▶ [INSTRUCTIONS FOR THE TASK]
Find how many lines below hold "circle", and give that number as the entire answer.

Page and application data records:
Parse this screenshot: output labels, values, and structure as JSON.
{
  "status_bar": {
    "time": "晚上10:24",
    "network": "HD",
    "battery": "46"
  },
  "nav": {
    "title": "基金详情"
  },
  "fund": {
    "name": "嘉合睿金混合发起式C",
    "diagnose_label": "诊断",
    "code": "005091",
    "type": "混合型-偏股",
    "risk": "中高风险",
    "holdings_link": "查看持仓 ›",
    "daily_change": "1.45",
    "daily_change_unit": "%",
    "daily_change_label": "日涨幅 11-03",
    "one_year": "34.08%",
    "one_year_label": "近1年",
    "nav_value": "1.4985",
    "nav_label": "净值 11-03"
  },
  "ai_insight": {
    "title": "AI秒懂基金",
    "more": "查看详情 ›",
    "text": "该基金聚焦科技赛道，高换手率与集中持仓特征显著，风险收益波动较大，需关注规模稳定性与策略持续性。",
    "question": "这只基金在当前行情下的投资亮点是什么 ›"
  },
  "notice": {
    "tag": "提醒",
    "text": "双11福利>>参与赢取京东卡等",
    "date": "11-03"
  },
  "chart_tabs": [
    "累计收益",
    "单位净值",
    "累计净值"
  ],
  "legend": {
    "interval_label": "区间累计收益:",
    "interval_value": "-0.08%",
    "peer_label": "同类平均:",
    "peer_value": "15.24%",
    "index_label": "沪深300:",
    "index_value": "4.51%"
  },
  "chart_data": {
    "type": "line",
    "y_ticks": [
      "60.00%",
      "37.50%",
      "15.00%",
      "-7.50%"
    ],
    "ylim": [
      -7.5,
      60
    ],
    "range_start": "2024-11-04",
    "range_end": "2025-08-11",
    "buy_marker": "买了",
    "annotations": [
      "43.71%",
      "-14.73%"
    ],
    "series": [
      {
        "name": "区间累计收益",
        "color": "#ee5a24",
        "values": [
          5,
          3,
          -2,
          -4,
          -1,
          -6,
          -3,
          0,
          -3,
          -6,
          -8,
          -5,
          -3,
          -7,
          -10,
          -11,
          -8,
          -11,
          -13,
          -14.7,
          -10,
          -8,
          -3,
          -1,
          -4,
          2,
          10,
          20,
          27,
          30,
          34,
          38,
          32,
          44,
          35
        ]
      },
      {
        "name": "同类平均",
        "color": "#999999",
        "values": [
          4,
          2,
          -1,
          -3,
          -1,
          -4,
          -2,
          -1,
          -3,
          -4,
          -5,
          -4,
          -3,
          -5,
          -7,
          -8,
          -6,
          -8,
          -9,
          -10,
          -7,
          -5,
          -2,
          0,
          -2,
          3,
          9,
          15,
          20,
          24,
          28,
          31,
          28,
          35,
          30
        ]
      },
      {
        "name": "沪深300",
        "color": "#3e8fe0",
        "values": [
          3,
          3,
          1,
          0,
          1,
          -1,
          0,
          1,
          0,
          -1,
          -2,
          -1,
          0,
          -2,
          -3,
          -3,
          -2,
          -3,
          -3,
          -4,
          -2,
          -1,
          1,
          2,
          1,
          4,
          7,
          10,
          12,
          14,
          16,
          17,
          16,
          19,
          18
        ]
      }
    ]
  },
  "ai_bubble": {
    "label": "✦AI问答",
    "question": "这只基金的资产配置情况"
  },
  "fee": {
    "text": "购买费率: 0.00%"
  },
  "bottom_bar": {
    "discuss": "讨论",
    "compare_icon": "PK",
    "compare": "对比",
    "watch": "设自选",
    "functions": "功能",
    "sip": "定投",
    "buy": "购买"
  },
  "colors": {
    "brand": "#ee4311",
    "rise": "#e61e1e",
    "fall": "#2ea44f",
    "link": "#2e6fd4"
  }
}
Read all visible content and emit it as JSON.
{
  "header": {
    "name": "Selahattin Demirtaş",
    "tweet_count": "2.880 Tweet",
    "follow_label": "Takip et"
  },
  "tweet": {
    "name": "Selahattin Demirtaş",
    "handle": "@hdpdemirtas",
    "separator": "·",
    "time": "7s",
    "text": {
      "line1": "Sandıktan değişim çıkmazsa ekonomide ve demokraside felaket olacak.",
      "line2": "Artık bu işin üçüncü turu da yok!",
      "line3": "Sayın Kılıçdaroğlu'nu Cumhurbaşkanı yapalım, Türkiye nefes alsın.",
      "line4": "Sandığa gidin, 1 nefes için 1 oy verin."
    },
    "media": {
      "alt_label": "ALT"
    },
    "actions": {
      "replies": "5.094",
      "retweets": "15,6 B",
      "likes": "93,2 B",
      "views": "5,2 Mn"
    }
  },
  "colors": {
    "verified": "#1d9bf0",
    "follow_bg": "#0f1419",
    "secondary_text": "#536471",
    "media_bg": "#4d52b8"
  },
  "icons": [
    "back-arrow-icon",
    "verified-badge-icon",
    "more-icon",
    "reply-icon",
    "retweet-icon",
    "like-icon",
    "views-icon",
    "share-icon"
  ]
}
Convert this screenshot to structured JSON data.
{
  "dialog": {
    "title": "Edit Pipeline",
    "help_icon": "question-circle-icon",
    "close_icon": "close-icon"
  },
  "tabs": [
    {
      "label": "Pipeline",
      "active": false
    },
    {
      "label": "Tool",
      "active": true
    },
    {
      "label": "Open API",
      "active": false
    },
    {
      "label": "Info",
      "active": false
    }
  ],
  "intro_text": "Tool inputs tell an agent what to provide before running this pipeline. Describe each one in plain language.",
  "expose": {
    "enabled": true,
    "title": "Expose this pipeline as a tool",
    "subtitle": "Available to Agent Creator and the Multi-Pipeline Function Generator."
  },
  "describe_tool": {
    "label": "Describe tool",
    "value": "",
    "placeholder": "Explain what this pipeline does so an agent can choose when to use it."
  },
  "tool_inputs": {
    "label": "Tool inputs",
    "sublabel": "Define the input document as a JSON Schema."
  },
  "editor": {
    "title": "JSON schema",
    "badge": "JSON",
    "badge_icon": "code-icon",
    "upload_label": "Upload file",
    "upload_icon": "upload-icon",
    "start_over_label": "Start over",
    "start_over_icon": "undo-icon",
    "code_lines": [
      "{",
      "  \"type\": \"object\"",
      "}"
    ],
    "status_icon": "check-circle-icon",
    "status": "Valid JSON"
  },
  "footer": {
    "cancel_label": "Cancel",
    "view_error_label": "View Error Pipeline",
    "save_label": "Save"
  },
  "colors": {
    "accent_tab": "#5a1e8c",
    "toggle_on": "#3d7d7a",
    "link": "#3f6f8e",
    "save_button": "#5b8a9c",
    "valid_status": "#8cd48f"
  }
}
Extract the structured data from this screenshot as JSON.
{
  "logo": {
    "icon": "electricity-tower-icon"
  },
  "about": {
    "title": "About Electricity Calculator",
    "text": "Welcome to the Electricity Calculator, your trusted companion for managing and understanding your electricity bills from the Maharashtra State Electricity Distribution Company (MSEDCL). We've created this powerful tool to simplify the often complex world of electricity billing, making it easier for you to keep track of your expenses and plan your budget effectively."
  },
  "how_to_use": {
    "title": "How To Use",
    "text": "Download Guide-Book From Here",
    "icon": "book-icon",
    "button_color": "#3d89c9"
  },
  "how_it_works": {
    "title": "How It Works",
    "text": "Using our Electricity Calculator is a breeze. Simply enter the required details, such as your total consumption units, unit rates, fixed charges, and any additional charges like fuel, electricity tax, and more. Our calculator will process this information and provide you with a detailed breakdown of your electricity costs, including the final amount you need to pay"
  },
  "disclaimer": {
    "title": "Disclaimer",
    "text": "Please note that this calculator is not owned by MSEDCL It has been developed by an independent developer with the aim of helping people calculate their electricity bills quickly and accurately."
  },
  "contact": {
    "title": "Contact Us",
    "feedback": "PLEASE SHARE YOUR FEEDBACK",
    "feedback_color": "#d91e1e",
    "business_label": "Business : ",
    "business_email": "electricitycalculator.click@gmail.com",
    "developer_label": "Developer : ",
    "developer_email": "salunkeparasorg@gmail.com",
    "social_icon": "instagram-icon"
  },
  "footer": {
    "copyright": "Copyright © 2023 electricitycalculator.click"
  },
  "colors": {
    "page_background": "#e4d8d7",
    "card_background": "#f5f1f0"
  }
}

▶ [TASK ANSWER]
2